|Life Cycle & Structure of Beetles|
Within the order Coleoptera there are four suborders: Archostemata,
Myxophaga, Adephaga, and Polyphaga, which between
them contain 166 families. With about 350,000 species
described, Coleoptera is the largest order in the animal
kingdom. It is believed that there are millions more species as
yet undiscovered and undescribed. The earliest beetles are
found in the fossil record during the Lower Permian, about
265 million years ago.
The common name “beetle“ comes from an archaic English
word meaning “little biter“. The name Coleptera is attributed to
Aristotle; coming from the Greek „koleos,“—sheath or shield, and
“ptera,“—wings. The “shields” are the beetles’ eleytra, its wing
sheaths. Most insects have two pairs of flight wings; in beetles,
the forward pair has evolved into hard wing cases which protect
the wings and body. These eleytra are raised during flight, and
when closed over the wings and body they meet at the midline
of the beetle’s back.
Beetles go through complete metamorphosis. Their life
cycle consists of four phases: egg, larva, pupa, and adult. Eggs
are smooth, soft, and semi-permeable, allowing water and
oxygen to penetrate. Their size, shape, and color vary widely
among species. The egg hatches into a larva. Typically there
are 3-5 larval stages called instars, although some beetles may
have as many as 30 instars. The larva’s sole function is to eat
and as it develops, it outgrows and molts its exoskeleton, increasing
in size with each successive instar. The final larval
instar is followed by the pupal stage.

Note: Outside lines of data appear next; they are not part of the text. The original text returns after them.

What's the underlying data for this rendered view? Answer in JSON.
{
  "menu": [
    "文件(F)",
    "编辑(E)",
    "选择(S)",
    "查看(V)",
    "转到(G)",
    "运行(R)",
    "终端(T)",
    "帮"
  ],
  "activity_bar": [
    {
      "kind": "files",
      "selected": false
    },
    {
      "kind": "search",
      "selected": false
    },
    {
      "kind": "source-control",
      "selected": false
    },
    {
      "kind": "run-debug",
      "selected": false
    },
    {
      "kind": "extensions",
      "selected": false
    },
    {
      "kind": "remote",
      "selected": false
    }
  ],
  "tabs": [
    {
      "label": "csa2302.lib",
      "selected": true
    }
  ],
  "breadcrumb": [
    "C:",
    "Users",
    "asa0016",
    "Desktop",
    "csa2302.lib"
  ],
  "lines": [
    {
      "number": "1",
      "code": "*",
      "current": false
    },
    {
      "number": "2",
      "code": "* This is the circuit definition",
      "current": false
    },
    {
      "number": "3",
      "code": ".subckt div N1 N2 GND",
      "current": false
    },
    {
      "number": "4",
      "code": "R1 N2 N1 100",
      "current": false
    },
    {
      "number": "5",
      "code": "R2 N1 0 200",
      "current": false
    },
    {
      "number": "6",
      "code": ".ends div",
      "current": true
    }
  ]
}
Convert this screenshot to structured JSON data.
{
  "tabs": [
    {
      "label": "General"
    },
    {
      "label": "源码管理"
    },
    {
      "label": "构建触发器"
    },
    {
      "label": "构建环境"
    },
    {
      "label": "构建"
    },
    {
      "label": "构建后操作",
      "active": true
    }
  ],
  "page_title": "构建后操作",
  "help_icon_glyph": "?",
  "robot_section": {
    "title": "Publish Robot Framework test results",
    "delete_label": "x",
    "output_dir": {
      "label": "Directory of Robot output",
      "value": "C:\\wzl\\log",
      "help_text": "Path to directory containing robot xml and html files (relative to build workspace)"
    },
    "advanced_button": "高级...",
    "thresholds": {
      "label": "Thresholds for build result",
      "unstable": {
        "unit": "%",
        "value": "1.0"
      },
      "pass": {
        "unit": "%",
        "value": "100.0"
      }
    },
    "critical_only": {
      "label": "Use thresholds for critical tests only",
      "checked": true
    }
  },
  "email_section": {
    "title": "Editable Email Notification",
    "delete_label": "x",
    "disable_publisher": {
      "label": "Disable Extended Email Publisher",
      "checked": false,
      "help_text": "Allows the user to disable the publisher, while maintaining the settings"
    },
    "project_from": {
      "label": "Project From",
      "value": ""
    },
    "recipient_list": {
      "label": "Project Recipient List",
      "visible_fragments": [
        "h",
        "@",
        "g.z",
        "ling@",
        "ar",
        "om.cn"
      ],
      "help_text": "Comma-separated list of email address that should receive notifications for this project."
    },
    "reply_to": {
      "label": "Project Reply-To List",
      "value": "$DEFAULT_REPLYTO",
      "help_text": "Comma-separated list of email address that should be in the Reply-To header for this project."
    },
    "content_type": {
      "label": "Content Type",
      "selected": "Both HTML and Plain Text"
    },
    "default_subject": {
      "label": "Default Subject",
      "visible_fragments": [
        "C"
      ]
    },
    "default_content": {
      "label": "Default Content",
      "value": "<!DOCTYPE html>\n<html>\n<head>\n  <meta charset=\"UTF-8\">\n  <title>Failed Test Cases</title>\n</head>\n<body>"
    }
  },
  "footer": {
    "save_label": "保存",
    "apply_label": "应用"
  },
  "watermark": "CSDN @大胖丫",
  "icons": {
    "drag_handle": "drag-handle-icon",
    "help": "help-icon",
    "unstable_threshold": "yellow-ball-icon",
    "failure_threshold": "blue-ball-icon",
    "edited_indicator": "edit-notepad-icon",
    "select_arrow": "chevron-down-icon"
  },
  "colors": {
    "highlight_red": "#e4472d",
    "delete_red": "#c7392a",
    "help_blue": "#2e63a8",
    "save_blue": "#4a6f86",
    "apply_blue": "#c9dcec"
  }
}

Despite appearing to be
dormant, the pupal beetle is undergoing a dramatic transformation
from an organism optimized for eating to one whose
function is reproduction. The adult beetle will emerge to find a
mate, and give rise to another generation. Depending upon the
species, the lifespan of the adult beetle can vary from a single
season to several years.
Beetle bodies are made up of three sections: the head,
the thorax, and the abdomen, all encased in a hard exoskeleton.
The exoskeleton is made up of plates called sclerites, separated
by thin elastic sutures. This design combines the protective
qualities of armor with flexibility of movement.
The legs have five segments with a claw at the end of the
last tarsal segment. Diversity of leg lengths and forms reflects
the varied habitats and lifestyles. Leg forms are specialized for
digging, swimming, running, or leaping.
The beetle’s antennae function as organs of smell and
contain delicate sensory mechanisms that detect vibration,
changes in temperature and humidity, and pheremones. Antennae
vary in length, usually shorter than the beetle’s body length,
but in some long-horned beetles, up to three times greater than
body length. Also extremely varied in form, antennae may be
threadlike, sawtoothed, comblike, feather-like, or clubbed.
Beetles have hemispheric compound eyes with multiple
facets gathering light to form a single image. In species active
during daylight hours, the facets are smaller and flatter, while
nocturnal species have larger more convex facets. Beetles
are capable of perceiving light in the ultraviolet and infrared
ranges. Some pond dwelling species have split eyes, somewhat
like bifocals, which allow for visual acuity above and below the
The beetle possesses two pairs of “jaws,” one pair of maxillae
and one pair of mandibles. The mandibles are the most
visible structures, and function in a horizontal scissorlike motion
for grasping, cutting, or crushing food or enemies. Two pairs of
finger-like appendages, the maxillary and labial palpi, function
to move food into the mouth.
The basic structures that all beetles share exhibit enormous
diversity of form reflective of the diversity of environments
they occupy. Evolving to exploit every possible habitat and food
source, beetles have become the most successful creatures
on earth. Their ability to survive and ultimately capitalize on
environmental change virtually guarantees that they will
survive on this planet long after we are gone.